California school pilots iris reader on buses
24 September 2015 13:07 GMT

The Antelope Valley Schools Transportation Agency is considering the use of biometric iris scanners on special needs buses following the tragic death of a pupil.

In the pilot programme, students will biometrically (Iris) scan identity as they board and exit the school bus. An IRITRANS system will notify the driver visibly and audibly if the child is about to get on or off at the wrong bus stop.

When the bus reaches the end of its daily route, the driver simply ends the route on the IRITRANS mobile device and if all students have not exited the bus, the device will notify the driver both visually and audibly to recheck the bus.

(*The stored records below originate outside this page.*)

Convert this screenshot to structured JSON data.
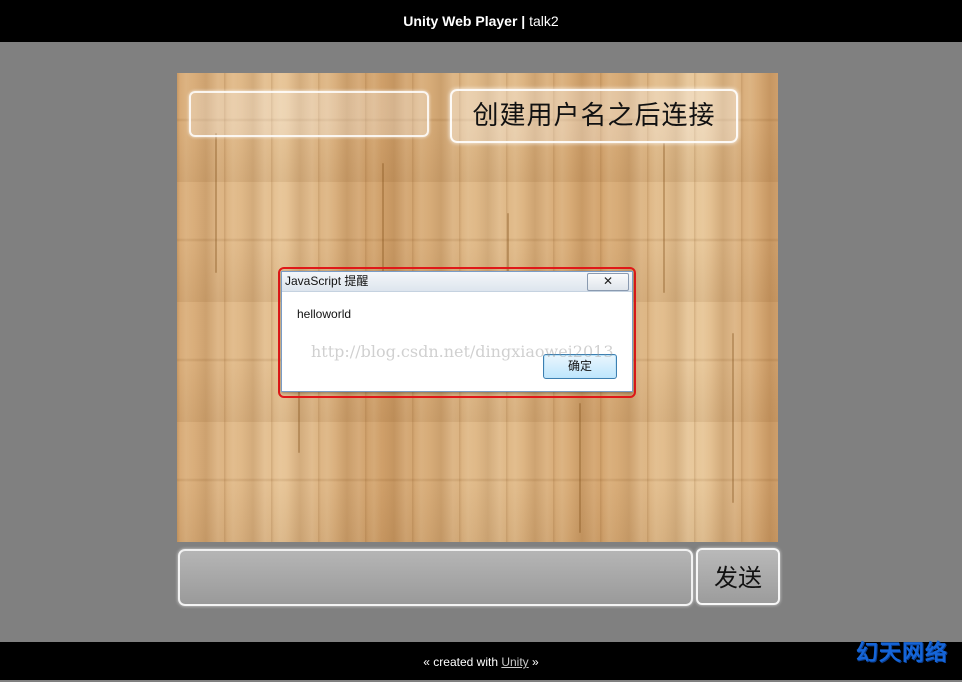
{
  "header": {
    "title_bold": "Unity Web Player |",
    "title_rest": " talk2"
  },
  "game": {
    "username_input_value": "",
    "connect_button_label": "创建用户名之后连接",
    "chat_input_value": "",
    "send_button_label": "发送"
  },
  "alert_dialog": {
    "title": "JavaScript 提醒",
    "close_glyph": "✕",
    "message": "helloworld",
    "ok_label": "确定"
  },
  "image_watermark": "http://blog.csdn.net/dingxiaowei2013",
  "footer": {
    "prefix": "« created with ",
    "link_text": "Unity",
    "suffix": " »"
  },
  "corner_logo": "幻天网络",
  "colors": {
    "annotation_outline": "#e01818",
    "logo": "#1565d8"
  }
}
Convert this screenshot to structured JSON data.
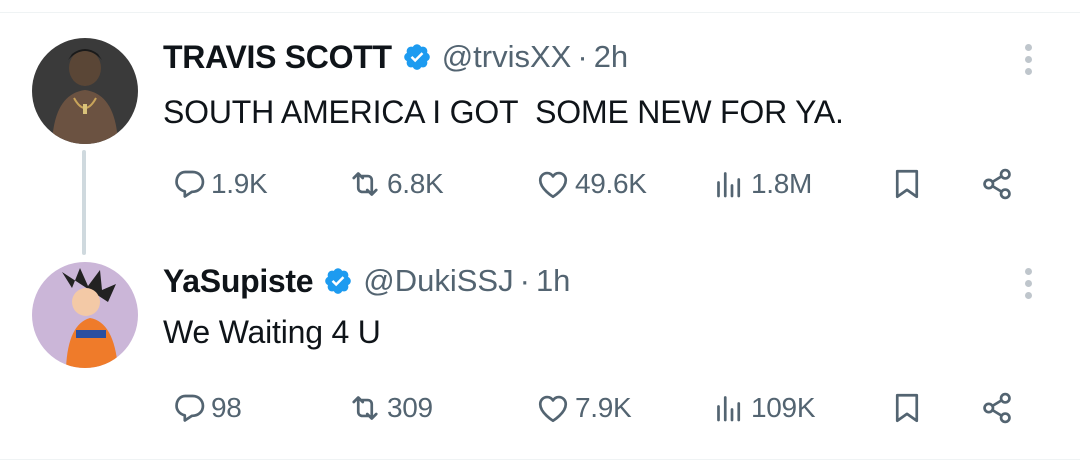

Earlier this month, an autistic student was left on a contracted school bus in a district parking lot for hours, until he was found unresponsive laying in the aisle.

"Lost or sleeping kids. It happens every year in most school districts nationally only we rarely hear about it. Kids left sleeping on a bus is at epidemic proportions nationally," says John DeVries, president of IRITRAK Corporation, developer of IRITRANS.

The IRITRANS iris biometric process is completely non-intrusive and has absolutely no identity security risks in the complete processes, he added.

The iris image data is not stored, DeVries says. The data is converted into a series of numbers that makes it impossible to be used for re-creating someone's identity.

Morris Fuselier III, AVSTA, CEO states that student safety and security is their #1 priority and continuously looks to be a leader in school transportation safety.  The agency is specifically focused on its special needs bus fleet compared to the general student fleet since it is the most difficult to address in the form of its required application. It requires hardware mobility from all points of the bus for loading or unloading.  

Fuselier also states that there are many other potential emergencies that can happen during student transportation which the IRITRANS system eliminates. First and foremost, the implementation process requires a series of scheduled parent meetings in the event parents have concerns about the biometric process. Parents have the ability to opt-out if for some reason they want to decline this additional safety and security for their children.